In vivo studies were carried out using 2 groups of synchronized Welsh mountain ewes (n=8) that were individually feed either a control, or Linseed (n-3 PUFA) diet for 6 weeks. At the end of the experiment all animals were humanely slaughtered and adrenal glands and ovaries were collected for analysis of protein expression by western blotting. The Y1 mouse adrenocortical cell line was used to investigate the effects of PUFAs in vitro.

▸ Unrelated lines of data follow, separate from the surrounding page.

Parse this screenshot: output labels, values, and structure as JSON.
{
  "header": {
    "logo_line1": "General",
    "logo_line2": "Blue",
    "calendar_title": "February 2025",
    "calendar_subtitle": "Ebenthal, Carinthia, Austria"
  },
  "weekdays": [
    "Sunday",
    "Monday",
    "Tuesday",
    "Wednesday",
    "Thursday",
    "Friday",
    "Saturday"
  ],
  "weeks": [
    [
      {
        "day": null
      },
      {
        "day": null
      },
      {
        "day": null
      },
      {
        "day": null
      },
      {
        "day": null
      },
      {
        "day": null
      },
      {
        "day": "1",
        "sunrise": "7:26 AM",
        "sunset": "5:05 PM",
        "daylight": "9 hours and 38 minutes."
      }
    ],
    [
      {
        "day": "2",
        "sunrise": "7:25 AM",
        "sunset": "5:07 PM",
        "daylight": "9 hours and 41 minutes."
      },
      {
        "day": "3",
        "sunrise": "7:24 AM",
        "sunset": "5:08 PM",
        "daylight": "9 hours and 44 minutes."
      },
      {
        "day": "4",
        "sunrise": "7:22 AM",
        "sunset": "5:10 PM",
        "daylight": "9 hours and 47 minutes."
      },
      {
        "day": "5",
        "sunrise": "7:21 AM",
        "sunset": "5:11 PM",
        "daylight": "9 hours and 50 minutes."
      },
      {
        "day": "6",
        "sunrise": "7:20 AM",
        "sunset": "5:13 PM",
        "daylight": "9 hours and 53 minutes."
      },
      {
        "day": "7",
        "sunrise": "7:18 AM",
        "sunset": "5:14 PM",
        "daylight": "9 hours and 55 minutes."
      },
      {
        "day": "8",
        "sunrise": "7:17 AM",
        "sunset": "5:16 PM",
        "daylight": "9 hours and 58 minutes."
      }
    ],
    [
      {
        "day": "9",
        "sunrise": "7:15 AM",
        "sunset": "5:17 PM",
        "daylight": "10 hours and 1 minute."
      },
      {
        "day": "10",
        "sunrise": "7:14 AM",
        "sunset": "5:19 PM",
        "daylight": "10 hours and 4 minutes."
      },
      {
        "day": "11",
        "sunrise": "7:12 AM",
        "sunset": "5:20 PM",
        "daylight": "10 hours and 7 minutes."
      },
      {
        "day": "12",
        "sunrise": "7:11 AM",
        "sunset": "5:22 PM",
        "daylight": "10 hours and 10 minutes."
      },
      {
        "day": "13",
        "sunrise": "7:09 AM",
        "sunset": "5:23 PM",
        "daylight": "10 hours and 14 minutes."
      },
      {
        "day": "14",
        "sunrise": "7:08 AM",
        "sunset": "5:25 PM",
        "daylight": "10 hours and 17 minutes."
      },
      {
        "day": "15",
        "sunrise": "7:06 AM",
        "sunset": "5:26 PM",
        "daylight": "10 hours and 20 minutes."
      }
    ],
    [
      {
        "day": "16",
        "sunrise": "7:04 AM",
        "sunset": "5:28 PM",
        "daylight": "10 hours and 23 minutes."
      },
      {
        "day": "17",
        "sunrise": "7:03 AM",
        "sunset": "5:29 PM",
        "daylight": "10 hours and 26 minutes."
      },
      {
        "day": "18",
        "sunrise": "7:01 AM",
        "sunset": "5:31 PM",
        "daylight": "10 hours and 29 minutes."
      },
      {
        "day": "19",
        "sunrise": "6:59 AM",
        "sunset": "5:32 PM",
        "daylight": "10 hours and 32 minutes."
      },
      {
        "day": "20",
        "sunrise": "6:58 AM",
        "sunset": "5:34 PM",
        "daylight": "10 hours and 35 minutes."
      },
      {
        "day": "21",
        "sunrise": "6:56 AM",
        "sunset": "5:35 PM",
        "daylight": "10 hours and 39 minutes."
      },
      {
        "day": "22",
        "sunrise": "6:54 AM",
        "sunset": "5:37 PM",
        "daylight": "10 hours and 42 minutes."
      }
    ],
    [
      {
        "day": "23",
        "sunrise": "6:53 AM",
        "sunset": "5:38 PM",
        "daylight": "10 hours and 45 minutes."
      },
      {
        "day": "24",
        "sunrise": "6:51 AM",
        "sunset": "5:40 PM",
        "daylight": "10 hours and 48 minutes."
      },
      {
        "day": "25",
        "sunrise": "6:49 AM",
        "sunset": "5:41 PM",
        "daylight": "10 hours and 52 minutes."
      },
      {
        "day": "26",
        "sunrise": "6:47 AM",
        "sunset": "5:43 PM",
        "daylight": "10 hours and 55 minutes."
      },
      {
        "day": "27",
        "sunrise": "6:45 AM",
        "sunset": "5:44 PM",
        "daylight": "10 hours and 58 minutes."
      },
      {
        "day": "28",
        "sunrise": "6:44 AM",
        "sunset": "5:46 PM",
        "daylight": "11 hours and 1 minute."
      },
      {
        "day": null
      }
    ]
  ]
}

Both PPARγ2 and LXR were highly expressed in the ovine adrenals and ovaries but their levels of expression were unaffected by the high n-3 PUFA diet. However, levels of StAR protein expression were significantly inhibited in both ovaries (control 1.433±0.32, n-3 0.384±0.09 optical density units, n=8, P<0.05) and adrenals (control 4.760±0.846, n−3 1.975±0.557 optical density units, n=8, P<0.05). In Y1 cells, low levels of PPAR and LXR were detected under control conditions. In accord with the in vivo findings, PUFA treatment in vitro significantly inhibited StAR protein expression. We conclude that PUFAs in vivo and in vitro significantly decrease expression of StAR protein and thereby compromise steroidogenesis. The mechanistic nature of the inhibitory action of PUFAs does not appear to include either PPARγ2 or LXR.
Supported by the Wellcome Trust and BBSRC